For every dollar California invests to get more students in and through college, it will receive a net return of three dollars. That means an additional one million graduates will generate $5.3 billion in return on investment to the state. California leaders have a critical opportunity this year to make history and move our state and college students forward in the right direction.
Michele Sequeiros from the Campaign gave further context to this economic need and a summary of the current state of minority achievement.
In the Campaign’s report from November:
The good news is that this report confirms the incredible willingness and desire among Latino youth to go to college. Enrollment is high and growing.
But too few Latino college students are earning a certificate or college degree.

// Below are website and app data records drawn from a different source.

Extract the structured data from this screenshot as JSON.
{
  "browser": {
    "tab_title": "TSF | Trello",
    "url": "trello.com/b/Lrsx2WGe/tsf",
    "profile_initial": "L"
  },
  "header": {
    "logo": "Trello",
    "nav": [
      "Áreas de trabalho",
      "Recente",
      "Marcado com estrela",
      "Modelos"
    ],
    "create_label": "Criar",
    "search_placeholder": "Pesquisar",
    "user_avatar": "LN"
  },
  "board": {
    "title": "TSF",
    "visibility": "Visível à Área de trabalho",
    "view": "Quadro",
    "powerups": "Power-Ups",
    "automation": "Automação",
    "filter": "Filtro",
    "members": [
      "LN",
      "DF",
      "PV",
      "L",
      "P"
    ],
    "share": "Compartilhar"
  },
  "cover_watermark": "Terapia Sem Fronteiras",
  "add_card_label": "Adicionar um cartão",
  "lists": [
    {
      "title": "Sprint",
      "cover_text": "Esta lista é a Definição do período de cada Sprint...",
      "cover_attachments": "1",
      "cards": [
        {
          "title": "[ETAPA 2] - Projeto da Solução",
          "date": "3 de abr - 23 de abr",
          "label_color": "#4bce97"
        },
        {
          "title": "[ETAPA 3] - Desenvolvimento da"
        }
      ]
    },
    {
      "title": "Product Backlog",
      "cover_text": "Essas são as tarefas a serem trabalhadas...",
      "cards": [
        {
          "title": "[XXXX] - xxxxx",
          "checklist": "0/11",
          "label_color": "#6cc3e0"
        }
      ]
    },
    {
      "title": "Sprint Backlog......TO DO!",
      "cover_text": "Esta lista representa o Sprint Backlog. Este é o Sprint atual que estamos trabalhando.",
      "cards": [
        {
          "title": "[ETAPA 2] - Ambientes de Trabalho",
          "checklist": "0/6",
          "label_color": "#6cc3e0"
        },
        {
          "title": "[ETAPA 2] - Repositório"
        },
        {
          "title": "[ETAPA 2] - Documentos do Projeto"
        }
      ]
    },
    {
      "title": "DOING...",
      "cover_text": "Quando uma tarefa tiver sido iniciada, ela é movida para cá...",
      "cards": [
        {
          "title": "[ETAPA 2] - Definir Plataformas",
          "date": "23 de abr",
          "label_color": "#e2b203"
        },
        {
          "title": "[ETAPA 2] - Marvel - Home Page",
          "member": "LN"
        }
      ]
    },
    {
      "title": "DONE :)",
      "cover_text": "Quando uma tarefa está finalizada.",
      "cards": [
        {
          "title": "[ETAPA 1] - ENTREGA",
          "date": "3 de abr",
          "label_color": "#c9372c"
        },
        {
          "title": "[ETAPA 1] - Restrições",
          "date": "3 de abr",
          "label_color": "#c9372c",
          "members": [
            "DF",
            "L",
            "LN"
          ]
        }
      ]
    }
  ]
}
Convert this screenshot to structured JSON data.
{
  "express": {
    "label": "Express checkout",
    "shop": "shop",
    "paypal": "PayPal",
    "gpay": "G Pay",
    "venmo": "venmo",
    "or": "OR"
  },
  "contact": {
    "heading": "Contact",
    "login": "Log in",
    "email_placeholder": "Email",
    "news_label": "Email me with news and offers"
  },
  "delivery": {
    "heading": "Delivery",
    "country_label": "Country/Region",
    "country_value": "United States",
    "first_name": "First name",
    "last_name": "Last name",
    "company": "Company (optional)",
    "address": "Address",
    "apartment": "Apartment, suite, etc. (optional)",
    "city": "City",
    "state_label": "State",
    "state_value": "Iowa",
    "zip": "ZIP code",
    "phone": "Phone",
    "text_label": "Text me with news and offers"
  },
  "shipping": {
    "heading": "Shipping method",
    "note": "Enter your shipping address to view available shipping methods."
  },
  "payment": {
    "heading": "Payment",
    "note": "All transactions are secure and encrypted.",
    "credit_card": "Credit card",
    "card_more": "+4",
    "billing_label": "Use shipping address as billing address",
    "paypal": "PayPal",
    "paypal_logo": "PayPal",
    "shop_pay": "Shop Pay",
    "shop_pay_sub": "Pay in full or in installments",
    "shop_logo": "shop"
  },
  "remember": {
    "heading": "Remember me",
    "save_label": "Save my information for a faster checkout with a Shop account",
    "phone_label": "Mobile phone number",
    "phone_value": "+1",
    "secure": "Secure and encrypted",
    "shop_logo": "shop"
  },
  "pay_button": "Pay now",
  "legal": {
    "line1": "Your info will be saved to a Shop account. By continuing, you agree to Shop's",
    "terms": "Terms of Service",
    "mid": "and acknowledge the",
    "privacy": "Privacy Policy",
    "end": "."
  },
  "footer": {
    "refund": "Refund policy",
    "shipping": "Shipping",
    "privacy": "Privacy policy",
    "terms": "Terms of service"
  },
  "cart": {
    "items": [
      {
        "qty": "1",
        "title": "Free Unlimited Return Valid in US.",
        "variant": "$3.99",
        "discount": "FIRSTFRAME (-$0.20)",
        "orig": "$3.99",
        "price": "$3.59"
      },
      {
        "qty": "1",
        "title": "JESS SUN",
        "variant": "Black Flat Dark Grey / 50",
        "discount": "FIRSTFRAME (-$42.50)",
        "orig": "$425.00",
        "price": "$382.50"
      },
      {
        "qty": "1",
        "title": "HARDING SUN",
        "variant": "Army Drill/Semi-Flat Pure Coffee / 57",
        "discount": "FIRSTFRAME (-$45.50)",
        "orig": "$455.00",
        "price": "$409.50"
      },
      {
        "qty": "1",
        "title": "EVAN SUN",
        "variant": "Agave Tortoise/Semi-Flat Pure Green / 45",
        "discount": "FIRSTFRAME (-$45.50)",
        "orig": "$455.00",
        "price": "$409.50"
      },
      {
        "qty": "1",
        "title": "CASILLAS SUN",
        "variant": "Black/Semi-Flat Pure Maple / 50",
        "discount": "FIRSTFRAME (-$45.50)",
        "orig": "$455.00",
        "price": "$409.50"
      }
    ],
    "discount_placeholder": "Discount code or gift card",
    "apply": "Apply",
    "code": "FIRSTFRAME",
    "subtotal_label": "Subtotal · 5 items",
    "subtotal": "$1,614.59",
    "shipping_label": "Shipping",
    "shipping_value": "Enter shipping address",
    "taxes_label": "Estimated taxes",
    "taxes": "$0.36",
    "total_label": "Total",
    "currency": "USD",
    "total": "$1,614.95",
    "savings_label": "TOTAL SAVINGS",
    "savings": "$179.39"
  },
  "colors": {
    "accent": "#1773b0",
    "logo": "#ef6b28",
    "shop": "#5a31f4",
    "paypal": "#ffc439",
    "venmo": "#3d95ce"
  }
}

We are falling into a pattern of improved college access, without success.
Need More Than Just Availability of Online Courses

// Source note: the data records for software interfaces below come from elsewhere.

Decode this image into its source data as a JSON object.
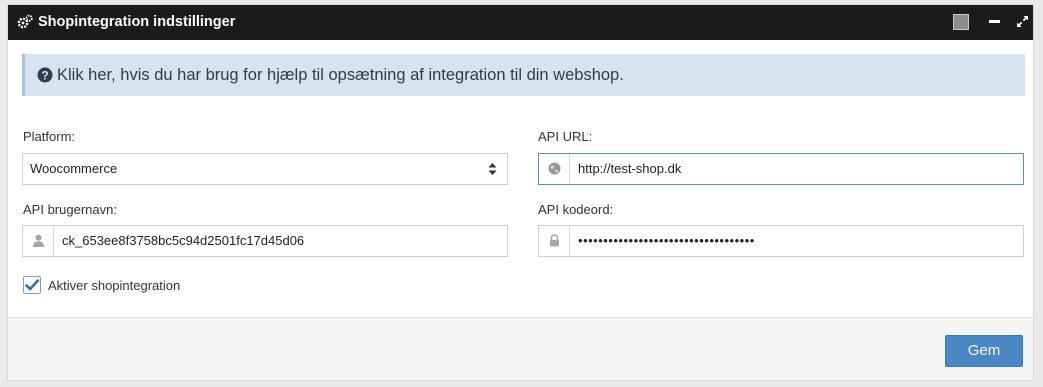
{
  "window": {
    "title": "Shopintegration indstillinger",
    "icons": [
      "gears-icon",
      "restore-icon",
      "minimize-icon",
      "expand-icon"
    ]
  },
  "help": {
    "text": "Klik her, hvis du har brug for hjælp til opsætning af integration til din webshop.",
    "icon": "question-circle-icon"
  },
  "form": {
    "platform_label": "Platform:",
    "platform_value": "Woocommerce",
    "api_url_label": "API URL:",
    "api_url_value": "http://test-shop.dk",
    "api_user_label": "API brugernavn:",
    "api_user_value": "ck_653ee8f3758bc5c94d2501fc17d45d06",
    "api_password_label": "API kodeord:",
    "api_password_value": "•••••••••••••••••••••••••••••••••••",
    "activate_label": "Aktiver shopintegration",
    "activate_checked": true
  },
  "footer": {
    "save_label": "Gem"
  },
  "colors": {
    "header_bg": "#1b1b1b",
    "alert_bg": "#d8e3f0",
    "primary": "#4a87c5"
  }
}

Related to this need, online education can play an important role in helping students succeed, but as Debbie Cochrane from the Institute for College Access and Success called out, it is important to first identify the problems to be solved – recognizing that online education should not be viewed as a panacea or applicable for all problems.
Cochrane: . . . I think the biggest recommendation that I would be very thoughtful about what solution you’re trying to come up with. What is the problem that you want to solve? Is it enabling more students to go to college so that we can increase the number of people enrolled; is it providing some key, targeted courses to ease some of the bottlenecks in our public institutions; is it delivering education in a more cost-effective way; is it reaching 21st century students in a way they’re more accustomed to?
Too frequently online education and technology is positioned as a smoking gun for each and every one of them, and that’s not appropriate. . .
One of the students, Nancy Aparicio, described how some online classes helped but some got in her way.
Aparicio: . . . I had to obtain a part-time job, and that was where I was introduced to online classes. Unfortunately, some were fantastic and let me do what I had to do to get by financially, but there were some classes that did hinder me in the sense that they caused more stress, or they didn’t allow me to have the one-on-one opportunity that I would have had if I had an instructor with a classroom full of peers.
Aside from that, I do believe that online classes allowed me to graduate in 5 years instead of 5.5 years.
Next up – a look at the benefits seen in online education, particular in terms of flexibility.
The above post–pertaining to developments in the education technology space of mutual interest to the Michelson Twenty Million Minds Foundation, Inc. and MindWires Consulting–represent the opinions and views of the designated authors, Phil Hill and Michael Feldstein, who maintain editorial independence.